→ The problem
Print the listing below exactly.

-*-

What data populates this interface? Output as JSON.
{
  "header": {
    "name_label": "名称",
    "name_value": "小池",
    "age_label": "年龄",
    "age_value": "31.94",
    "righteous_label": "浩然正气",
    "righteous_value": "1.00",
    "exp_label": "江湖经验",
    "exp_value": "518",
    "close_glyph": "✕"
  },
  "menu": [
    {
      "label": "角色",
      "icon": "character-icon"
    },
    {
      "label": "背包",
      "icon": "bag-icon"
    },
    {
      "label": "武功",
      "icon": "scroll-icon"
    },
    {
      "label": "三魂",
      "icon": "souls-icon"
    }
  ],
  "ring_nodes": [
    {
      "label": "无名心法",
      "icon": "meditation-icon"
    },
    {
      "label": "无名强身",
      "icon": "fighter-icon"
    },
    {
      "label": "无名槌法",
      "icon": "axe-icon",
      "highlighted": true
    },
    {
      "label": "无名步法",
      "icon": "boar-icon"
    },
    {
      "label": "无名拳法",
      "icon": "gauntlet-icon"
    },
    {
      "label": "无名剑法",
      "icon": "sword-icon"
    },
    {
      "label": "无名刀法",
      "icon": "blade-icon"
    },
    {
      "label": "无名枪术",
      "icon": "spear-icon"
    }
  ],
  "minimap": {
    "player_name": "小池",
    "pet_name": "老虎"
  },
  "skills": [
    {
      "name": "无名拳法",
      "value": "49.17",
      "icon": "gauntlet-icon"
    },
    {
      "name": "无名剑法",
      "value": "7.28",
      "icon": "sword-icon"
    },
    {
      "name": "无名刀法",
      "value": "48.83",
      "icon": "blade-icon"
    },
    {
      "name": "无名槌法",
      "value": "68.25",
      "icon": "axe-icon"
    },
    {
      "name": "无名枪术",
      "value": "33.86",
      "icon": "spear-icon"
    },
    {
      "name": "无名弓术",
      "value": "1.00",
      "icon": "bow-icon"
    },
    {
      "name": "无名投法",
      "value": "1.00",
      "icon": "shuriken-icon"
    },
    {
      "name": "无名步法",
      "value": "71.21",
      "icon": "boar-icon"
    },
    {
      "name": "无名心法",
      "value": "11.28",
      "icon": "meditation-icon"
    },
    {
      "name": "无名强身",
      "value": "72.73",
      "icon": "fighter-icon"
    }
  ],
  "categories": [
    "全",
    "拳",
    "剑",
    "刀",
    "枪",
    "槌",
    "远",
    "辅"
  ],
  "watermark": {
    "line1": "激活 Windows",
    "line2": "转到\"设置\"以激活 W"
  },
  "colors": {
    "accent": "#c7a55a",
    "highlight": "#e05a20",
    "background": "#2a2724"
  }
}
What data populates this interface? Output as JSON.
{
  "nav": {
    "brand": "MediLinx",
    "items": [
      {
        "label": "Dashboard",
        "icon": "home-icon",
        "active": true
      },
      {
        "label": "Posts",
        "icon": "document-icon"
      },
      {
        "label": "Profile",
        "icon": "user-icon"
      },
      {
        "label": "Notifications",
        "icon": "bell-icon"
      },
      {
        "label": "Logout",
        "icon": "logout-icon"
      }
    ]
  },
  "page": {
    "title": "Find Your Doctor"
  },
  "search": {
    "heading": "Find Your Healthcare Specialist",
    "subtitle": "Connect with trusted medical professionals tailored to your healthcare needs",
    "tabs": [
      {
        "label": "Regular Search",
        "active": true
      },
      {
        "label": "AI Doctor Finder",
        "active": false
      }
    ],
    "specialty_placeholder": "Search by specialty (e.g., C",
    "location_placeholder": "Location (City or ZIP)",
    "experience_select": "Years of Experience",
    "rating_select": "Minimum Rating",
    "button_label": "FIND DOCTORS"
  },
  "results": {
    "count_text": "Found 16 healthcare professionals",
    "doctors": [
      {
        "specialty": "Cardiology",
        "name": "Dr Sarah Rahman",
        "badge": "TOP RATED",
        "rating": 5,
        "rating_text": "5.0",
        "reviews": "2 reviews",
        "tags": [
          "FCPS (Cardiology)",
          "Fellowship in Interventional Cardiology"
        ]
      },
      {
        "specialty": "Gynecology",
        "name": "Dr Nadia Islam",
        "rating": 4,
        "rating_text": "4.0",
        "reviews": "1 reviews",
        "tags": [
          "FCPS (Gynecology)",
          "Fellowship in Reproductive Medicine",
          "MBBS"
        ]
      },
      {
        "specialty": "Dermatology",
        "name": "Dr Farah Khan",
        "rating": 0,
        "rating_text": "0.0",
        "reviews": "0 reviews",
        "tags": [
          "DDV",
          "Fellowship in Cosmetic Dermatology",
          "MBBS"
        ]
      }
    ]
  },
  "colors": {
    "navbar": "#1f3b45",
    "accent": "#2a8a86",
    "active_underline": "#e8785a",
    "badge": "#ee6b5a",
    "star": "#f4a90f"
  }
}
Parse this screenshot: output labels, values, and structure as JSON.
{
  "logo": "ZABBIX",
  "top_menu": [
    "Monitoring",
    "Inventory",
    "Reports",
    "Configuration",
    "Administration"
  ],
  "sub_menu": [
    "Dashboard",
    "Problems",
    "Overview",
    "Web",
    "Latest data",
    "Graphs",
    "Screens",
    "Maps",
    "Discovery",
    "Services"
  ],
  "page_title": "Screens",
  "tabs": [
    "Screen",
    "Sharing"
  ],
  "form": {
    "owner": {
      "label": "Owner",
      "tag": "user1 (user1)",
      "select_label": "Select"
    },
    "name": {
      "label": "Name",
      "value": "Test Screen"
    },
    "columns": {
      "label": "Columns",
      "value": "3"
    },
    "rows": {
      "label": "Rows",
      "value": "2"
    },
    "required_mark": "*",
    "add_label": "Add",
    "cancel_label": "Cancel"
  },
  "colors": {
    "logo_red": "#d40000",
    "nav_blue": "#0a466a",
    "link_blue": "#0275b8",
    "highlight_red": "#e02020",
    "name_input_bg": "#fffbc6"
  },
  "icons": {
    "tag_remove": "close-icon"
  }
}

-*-

→ Exercise answer
What data populates this interface? Output as JSON.
{
  "header": {
    "name_label": "名称",
    "name_value": "小池",
    "age_label": "年龄",
    "age_value": "31.94",
    "righteous_label": "浩然正气",
    "righteous_value": "1.00",
    "exp_label": "江湖经验",
    "exp_value": "518",
    "close_glyph": "✕"
  },
  "menu": [
    {
      "label": "角色",
      "icon": "character-icon"
    },
    {
      "label": "背包",
      "icon": "bag-icon"
    },
    {
      "label": "武功",
      "icon": "scroll-icon"
    },
    {
      "label": "三魂",
      "icon": "souls-icon"
    }
  ],
  "ring_nodes": [
    {
      "label": "无名心法",
      "icon": "meditation-icon"
    },
    {
      "label": "无名强身",
      "icon": "fighter-icon"
    },
    {
      "label": "无名槌法",
      "icon": "axe-icon",
      "highlighted": true
    },
    {
      "label": "无名步法",
      "icon": "boar-icon"
    },
    {
      "label": "无名拳法",
      "icon": "gauntlet-icon"
    },
    {
      "label": "无名剑法",
      "icon": "sword-icon"
    },
    {
      "label": "无名刀法",
      "icon": "blade-icon"
    },
    {
      "label": "无名枪术",
      "icon": "spear-icon"
    }
  ],
  "minimap": {
    "player_name": "小池",
    "pet_name": "老虎"
  },
  "skills": [
    {
      "name": "无名拳法",
      "value": "49.17",
      "icon": "gauntlet-icon"
    },
    {
      "name": "无名剑法",
      "value": "7.28",
      "icon": "sword-icon"
    },
    {
      "name": "无名刀法",
      "value": "48.83",
      "icon": "blade-icon"
    },
    {
      "name": "无名槌法",
      "value": "68.25",
      "icon": "axe-icon"
    },
    {
      "name": "无名枪术",
      "value": "33.86",
      "icon": "spear-icon"
    },
    {
      "name": "无名弓术",
      "value": "1.00",
      "icon": "bow-icon"
    },
    {
      "name": "无名投法",
      "value": "1.00",
      "icon": "shuriken-icon"
    },
    {
      "name": "无名步法",
      "value": "71.21",
      "icon": "boar-icon"
    },
    {
      "name": "无名心法",
      "value": "11.28",
      "icon": "meditation-icon"
    },
    {
      "name": "无名强身",
      "value": "72.73",
      "icon": "fighter-icon"
    }
  ],
  "categories": [
    "全",
    "拳",
    "剑",
    "刀",
    "枪",
    "槌",
    "远",
    "辅"
  ],
  "watermark": {
    "line1": "激活 Windows",
    "line2": "转到\"设置\"以激活 W"
  },
  "colors": {
    "accent": "#c7a55a",
    "highlight": "#e05a20",
    "background": "#2a2724"
  }
}
What data populates this interface? Output as JSON.
{
  "nav": {
    "brand": "MediLinx",
    "items": [
      {
        "label": "Dashboard",
        "icon": "home-icon",
        "active": true
      },
      {
        "label": "Posts",
        "icon": "document-icon"
      },
      {
        "label": "Profile",
        "icon": "user-icon"
      },
      {
        "label": "Notifications",
        "icon": "bell-icon"
      },
      {
        "label": "Logout",
        "icon": "logout-icon"
      }
    ]
  },
  "page": {
    "title": "Find Your Doctor"
  },
  "search": {
    "heading": "Find Your Healthcare Specialist",
    "subtitle": "Connect with trusted medical professionals tailored to your healthcare needs",
    "tabs": [
      {
        "label": "Regular Search",
        "active": true
      },
      {
        "label": "AI Doctor Finder",
        "active": false
      }
    ],
    "specialty_placeholder": "Search by specialty (e.g., C",
    "location_placeholder": "Location (City or ZIP)",
    "experience_select": "Years of Experience",
    "rating_select": "Minimum Rating",
    "button_label": "FIND DOCTORS"
  },
  "results": {
    "count_text": "Found 16 healthcare professionals",
    "doctors": [
      {
        "specialty": "Cardiology",
        "name": "Dr Sarah Rahman",
        "badge": "TOP RATED",
        "rating": 5,
        "rating_text": "5.0",
        "reviews": "2 reviews",
        "tags": [
          "FCPS (Cardiology)",
          "Fellowship in Interventional Cardiology"
        ]
      },
      {
        "specialty": "Gynecology",
        "name": "Dr Nadia Islam",
        "rating": 4,
        "rating_text": "4.0",
        "reviews": "1 reviews",
        "tags": [
          "FCPS (Gynecology)",
          "Fellowship in Reproductive Medicine",
          "MBBS"
        ]
      },
      {
        "specialty": "Dermatology",
        "name": "Dr Farah Khan",
        "rating": 0,
        "rating_text": "0.0",
        "reviews": "0 reviews",
        "tags": [
          "DDV",
          "Fellowship in Cosmetic Dermatology",
          "MBBS"
        ]
      }
    ]
  },
  "colors": {
    "navbar": "#1f3b45",
    "accent": "#2a8a86",
    "active_underline": "#e8785a",
    "badge": "#ee6b5a",
    "star": "#f4a90f"
  }
}
Parse this screenshot: output labels, values, and structure as JSON.
{
  "logo": "ZABBIX",
  "top_menu": [
    "Monitoring",
    "Inventory",
    "Reports",
    "Configuration",
    "Administration"
  ],
  "sub_menu": [
    "Dashboard",
    "Problems",
    "Overview",
    "Web",
    "Latest data",
    "Graphs",
    "Screens",
    "Maps",
    "Discovery",
    "Services"
  ],
  "page_title": "Screens",
  "tabs": [
    "Screen",
    "Sharing"
  ],
  "form": {
    "owner": {
      "label": "Owner",
      "tag": "user1 (user1)",
      "select_label": "Select"
    },
    "name": {
      "label": "Name",
      "value": "Test Screen"
    },
    "columns": {
      "label": "Columns",
      "value": "3"
    },
    "rows": {
      "label": "Rows",
      "value": "2"
    },
    "required_mark": "*",
    "add_label": "Add",
    "cancel_label": "Cancel"
  },
  "colors": {
    "logo_red": "#d40000",
    "nav_blue": "#0a466a",
    "link_blue": "#0275b8",
    "highlight_red": "#e02020",
    "name_input_bg": "#fffbc6"
  },
  "icons": {
    "tag_remove": "close-icon"
  }
}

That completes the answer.